An assistant came in. He saluted and held out a phone.

“Sir, won pe yin”


The assistant didn’t respond, but he looked uneasy. Afonja grabbed the phone.


He heard the voice on the other end and froze.

He couldn’t believe it.

Speak of the devil.

It was Margaret

Afonja tried to stay calm.

“What the hell was that? I don’t remember agreeing to this?”

Her tone irritated Afonja. She was a woman, she had no right to talk like this, like she was ordering him or looking down on him. But he kept his cool and answered,

“We made a few adjustments to the plan”

“And I wasn’t a part of it,” Margaret asked. “You tried to take me out of the picture?”

“I’m sure you understand Margaret, it’s for the greater good” he answered smoothly.

She was incensed.

“No! No! No! No! No! No! No!” she exclaimed. She was silent for a while. Then she exhaled. “You will all regret tangling with me.” She said this in a quiet, dangerous voice. Afonja had to admit he was a little uneasy.

“We can work this out Margaret. Come, let’s have a meeting.” She didn’t answer. He knew she was considering it.

“Goodbye Afonja”

“Wait Margaret, let’s try a…”

She had hung up. Afonja gritted his teeth. The nerve! He gripped the phone rather tightly. Then he stopped himself. He relaxed.

This was just an annoying little obstacle, an inconvenience to the greater plan, he’d take care of it, and her.

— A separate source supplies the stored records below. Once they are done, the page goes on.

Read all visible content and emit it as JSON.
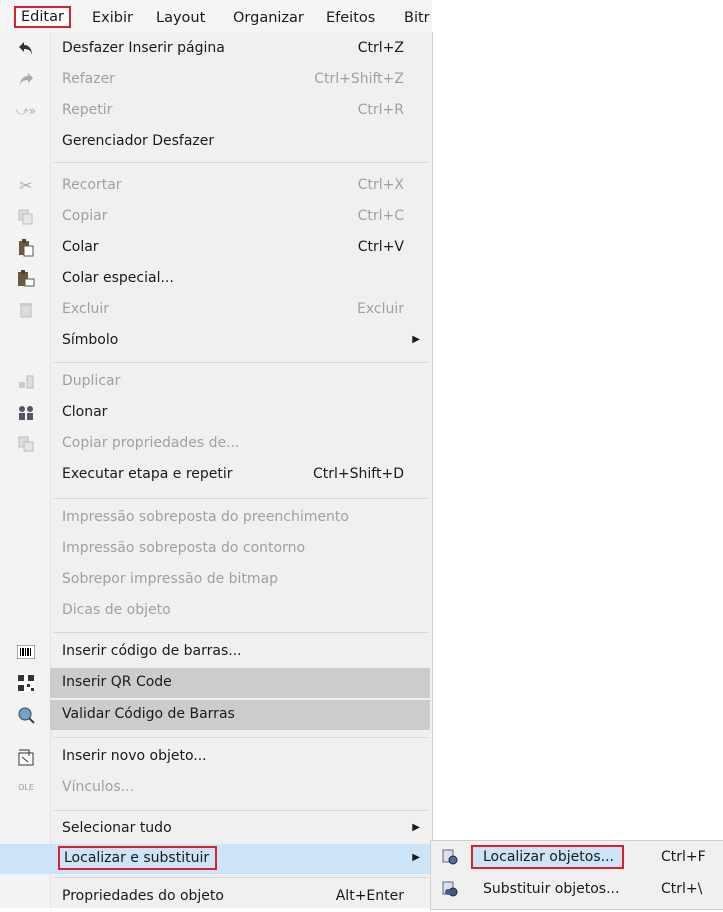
{
  "menubar": {
    "items": [
      "Editar",
      "Exibir",
      "Layout",
      "Organizar",
      "Efeitos",
      "Bitr"
    ]
  },
  "menu": {
    "undo": {
      "label": "Desfazer Inserir página",
      "shortcut": "Ctrl+Z",
      "icon": "undo-icon"
    },
    "redo": {
      "label": "Refazer",
      "shortcut": "Ctrl+Shift+Z",
      "icon": "redo-icon"
    },
    "repeat": {
      "label": "Repetir",
      "shortcut": "Ctrl+R",
      "icon": "repeat-icon"
    },
    "undo_manager": {
      "label": "Gerenciador Desfazer"
    },
    "cut": {
      "label": "Recortar",
      "shortcut": "Ctrl+X",
      "icon": "scissors-icon"
    },
    "copy": {
      "label": "Copiar",
      "shortcut": "Ctrl+C",
      "icon": "copy-icon"
    },
    "paste": {
      "label": "Colar",
      "shortcut": "Ctrl+V",
      "icon": "paste-icon"
    },
    "paste_special": {
      "label": "Colar especial...",
      "icon": "paste-special-icon"
    },
    "delete": {
      "label": "Excluir",
      "shortcut": "Excluir",
      "icon": "trash-icon"
    },
    "symbol": {
      "label": "Símbolo"
    },
    "duplicate": {
      "label": "Duplicar",
      "icon": "duplicate-icon"
    },
    "clone": {
      "label": "Clonar",
      "icon": "clone-icon"
    },
    "copy_props": {
      "label": "Copiar propriedades de...",
      "icon": "copy-properties-icon"
    },
    "step_repeat": {
      "label": "Executar etapa e repetir",
      "shortcut": "Ctrl+Shift+D"
    },
    "overprint_fill": {
      "label": "Impressão sobreposta do preenchimento"
    },
    "overprint_outline": {
      "label": "Impressão sobreposta do contorno"
    },
    "overprint_bitmap": {
      "label": "Sobrepor impressão de bitmap"
    },
    "object_hints": {
      "label": "Dicas de objeto"
    },
    "barcode": {
      "label": "Inserir código de barras...",
      "icon": "barcode-icon"
    },
    "qr": {
      "label": "Inserir QR Code",
      "icon": "qr-code-icon"
    },
    "validate": {
      "label": "Validar Código de Barras",
      "icon": "magnifier-icon"
    },
    "new_object": {
      "label": "Inserir novo objeto...",
      "icon": "insert-object-icon"
    },
    "links": {
      "label": "Vínculos...",
      "icon": "ole-icon"
    },
    "select_all": {
      "label": "Selecionar tudo"
    },
    "find_replace": {
      "label": "Localizar e substituir"
    },
    "object_props": {
      "label": "Propriedades do objeto",
      "shortcut": "Alt+Enter"
    }
  },
  "submenu": {
    "find": {
      "label": "Localizar objetos...",
      "shortcut": "Ctrl+F",
      "icon": "find-objects-icon"
    },
    "replace": {
      "label": "Substituir objetos...",
      "shortcut": "Ctrl+\\",
      "icon": "replace-objects-icon"
    }
  },
  "colors": {
    "highlight_border": "#d8212b",
    "selection": "#cce4f7",
    "hover_gray": "#cccccc"
  }
}
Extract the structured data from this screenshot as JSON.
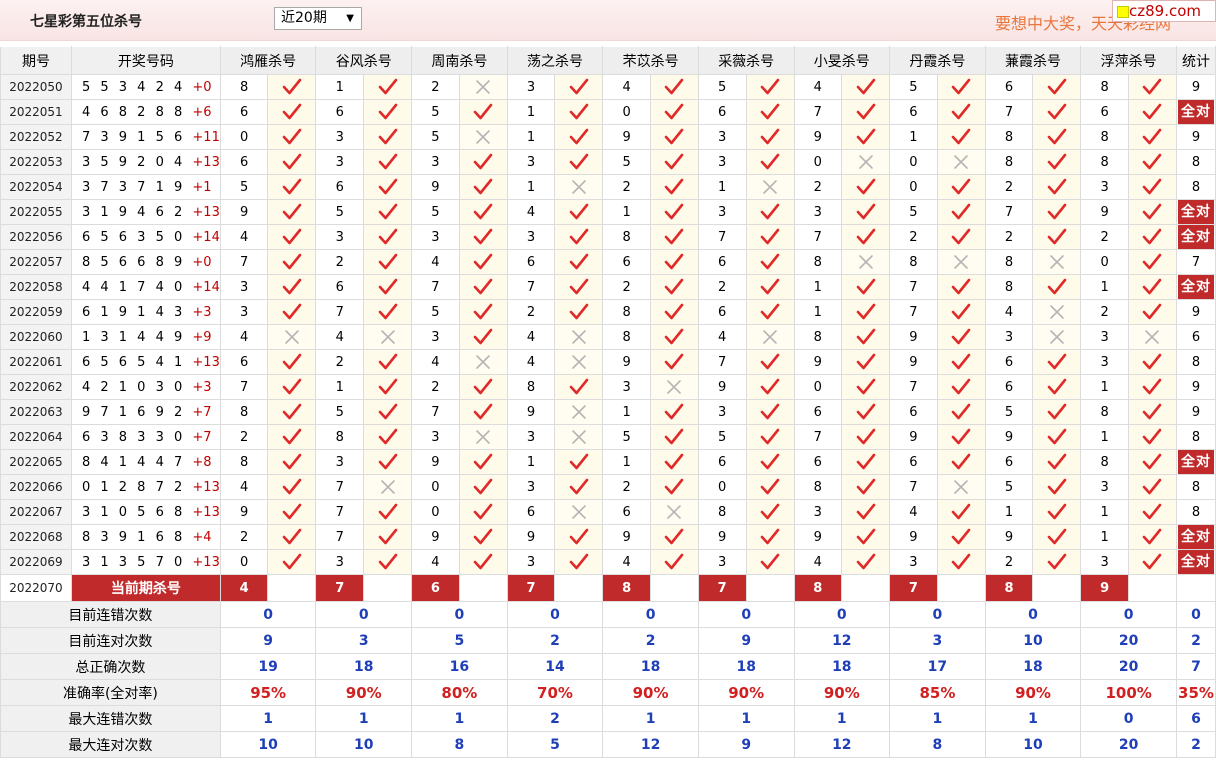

She wants a battle ehn? Oh, she’ll definitely get one.

Afonja smiled.